Assigned task:
Among the lines of the records, find all that carry the word "done" and copy them.

Data about app and page elements:
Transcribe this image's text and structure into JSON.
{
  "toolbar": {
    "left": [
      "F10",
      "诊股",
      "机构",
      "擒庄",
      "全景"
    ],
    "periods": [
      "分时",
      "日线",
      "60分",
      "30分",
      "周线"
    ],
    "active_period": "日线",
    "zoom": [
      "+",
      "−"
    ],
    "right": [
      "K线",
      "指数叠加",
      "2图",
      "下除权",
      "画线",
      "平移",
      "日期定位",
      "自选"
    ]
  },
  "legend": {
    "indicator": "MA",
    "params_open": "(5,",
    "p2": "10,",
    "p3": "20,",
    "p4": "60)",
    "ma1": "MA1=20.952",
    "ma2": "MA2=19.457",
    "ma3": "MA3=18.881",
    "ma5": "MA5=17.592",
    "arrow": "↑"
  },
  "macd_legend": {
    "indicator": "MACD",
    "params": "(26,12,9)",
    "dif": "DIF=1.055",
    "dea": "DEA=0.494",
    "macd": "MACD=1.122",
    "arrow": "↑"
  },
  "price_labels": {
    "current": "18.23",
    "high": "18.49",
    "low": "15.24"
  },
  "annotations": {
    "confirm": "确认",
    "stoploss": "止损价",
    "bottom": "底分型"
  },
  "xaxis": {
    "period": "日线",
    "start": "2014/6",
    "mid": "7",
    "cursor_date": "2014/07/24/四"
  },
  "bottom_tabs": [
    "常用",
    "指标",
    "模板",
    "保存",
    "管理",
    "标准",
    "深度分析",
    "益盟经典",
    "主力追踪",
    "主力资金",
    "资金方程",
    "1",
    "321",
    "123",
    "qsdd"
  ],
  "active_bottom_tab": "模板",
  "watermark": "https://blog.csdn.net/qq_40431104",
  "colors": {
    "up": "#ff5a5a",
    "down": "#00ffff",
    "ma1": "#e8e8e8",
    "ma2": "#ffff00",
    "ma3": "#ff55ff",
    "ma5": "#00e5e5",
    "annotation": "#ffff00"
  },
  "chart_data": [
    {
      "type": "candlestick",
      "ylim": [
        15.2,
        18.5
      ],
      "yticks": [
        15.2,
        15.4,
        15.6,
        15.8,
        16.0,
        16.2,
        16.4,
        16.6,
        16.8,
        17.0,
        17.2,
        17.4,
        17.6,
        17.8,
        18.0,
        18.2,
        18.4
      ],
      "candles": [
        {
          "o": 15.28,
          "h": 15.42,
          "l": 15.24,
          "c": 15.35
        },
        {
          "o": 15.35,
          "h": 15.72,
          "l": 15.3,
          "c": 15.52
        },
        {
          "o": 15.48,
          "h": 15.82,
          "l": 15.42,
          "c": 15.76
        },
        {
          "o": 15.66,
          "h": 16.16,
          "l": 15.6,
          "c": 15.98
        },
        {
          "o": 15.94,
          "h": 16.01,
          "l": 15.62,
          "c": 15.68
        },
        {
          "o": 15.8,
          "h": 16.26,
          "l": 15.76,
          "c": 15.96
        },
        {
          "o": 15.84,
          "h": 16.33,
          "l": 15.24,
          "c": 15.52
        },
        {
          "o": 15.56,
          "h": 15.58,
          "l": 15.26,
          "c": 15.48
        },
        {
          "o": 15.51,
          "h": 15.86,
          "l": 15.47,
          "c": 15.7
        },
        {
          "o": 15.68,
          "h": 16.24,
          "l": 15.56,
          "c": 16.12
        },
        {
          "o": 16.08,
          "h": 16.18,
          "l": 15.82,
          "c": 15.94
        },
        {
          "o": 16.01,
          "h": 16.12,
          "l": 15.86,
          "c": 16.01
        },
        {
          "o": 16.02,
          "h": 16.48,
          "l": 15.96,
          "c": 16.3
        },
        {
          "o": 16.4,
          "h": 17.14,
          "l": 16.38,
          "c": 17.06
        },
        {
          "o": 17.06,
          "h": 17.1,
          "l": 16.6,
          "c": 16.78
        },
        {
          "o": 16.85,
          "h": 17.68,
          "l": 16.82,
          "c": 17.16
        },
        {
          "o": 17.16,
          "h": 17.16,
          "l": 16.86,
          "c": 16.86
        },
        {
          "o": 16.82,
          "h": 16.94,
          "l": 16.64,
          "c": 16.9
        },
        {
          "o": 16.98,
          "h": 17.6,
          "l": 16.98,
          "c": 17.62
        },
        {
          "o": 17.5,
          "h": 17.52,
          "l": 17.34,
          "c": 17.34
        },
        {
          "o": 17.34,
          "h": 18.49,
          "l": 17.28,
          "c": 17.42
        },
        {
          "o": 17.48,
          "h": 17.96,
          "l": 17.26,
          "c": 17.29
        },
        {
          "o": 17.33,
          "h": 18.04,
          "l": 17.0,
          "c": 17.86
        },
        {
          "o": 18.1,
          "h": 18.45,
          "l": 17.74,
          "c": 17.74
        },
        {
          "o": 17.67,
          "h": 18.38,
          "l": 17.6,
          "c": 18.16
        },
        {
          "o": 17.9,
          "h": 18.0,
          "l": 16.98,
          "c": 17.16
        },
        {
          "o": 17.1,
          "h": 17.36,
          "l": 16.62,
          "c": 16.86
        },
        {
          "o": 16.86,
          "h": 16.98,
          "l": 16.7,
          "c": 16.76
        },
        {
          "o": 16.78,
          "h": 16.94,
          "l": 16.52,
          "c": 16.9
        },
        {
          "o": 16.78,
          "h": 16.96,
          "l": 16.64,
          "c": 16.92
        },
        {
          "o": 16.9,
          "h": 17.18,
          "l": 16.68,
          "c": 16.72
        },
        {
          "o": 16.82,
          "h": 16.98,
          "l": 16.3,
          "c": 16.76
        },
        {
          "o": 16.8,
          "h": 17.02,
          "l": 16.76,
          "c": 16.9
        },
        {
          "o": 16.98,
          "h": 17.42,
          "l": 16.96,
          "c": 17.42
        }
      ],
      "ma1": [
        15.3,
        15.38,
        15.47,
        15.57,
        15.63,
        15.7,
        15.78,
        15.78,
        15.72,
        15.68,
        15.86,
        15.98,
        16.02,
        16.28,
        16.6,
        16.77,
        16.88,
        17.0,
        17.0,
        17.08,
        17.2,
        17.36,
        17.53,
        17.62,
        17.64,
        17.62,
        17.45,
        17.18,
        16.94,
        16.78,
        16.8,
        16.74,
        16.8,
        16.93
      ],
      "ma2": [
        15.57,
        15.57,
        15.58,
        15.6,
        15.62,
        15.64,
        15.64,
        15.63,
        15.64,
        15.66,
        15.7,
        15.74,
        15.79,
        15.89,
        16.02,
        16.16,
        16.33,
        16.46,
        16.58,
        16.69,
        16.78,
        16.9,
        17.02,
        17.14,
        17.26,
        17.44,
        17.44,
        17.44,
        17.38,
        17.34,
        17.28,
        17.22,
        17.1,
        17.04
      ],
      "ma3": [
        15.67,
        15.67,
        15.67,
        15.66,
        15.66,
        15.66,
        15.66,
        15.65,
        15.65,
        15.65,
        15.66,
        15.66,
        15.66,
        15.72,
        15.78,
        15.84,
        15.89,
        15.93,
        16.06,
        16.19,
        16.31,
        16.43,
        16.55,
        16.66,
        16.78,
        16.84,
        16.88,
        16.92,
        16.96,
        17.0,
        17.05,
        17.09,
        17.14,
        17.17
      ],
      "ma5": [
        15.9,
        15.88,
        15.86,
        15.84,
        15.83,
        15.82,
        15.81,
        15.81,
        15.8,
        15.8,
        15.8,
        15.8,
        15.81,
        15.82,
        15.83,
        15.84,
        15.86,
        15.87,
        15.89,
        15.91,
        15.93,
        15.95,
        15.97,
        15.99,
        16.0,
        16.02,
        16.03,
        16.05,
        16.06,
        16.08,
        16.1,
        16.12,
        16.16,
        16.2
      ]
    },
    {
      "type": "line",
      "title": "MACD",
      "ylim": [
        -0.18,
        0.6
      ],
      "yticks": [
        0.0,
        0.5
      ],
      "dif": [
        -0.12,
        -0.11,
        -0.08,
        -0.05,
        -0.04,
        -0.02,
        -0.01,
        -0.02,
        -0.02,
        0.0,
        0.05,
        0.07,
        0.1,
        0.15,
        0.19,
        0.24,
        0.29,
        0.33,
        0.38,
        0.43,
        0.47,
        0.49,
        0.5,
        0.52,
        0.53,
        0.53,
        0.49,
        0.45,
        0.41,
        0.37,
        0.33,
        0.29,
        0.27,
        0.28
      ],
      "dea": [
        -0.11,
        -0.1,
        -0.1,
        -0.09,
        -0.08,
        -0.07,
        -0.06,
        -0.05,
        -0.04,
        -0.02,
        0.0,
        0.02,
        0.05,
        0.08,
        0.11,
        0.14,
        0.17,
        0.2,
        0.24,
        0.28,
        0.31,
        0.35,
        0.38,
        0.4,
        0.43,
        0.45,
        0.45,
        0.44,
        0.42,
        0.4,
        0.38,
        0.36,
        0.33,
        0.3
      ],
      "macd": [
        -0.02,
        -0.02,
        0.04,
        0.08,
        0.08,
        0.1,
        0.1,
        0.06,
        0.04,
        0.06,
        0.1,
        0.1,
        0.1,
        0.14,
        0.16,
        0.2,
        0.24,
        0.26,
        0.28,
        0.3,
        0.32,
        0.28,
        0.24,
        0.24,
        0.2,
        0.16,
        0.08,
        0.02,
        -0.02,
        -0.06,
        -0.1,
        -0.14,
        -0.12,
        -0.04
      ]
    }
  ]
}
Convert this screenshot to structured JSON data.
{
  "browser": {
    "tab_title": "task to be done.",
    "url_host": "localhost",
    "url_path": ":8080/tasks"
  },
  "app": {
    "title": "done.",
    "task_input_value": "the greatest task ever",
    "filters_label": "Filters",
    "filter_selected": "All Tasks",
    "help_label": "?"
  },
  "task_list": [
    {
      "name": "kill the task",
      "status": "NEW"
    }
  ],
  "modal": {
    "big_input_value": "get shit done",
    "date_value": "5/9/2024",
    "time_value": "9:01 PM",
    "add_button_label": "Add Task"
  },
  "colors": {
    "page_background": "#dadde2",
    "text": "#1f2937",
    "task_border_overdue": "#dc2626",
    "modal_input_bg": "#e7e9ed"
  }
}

Task response:
    "tab_title": "task to be done.",
    "title": "done.",
    "big_input_value": "get shit done",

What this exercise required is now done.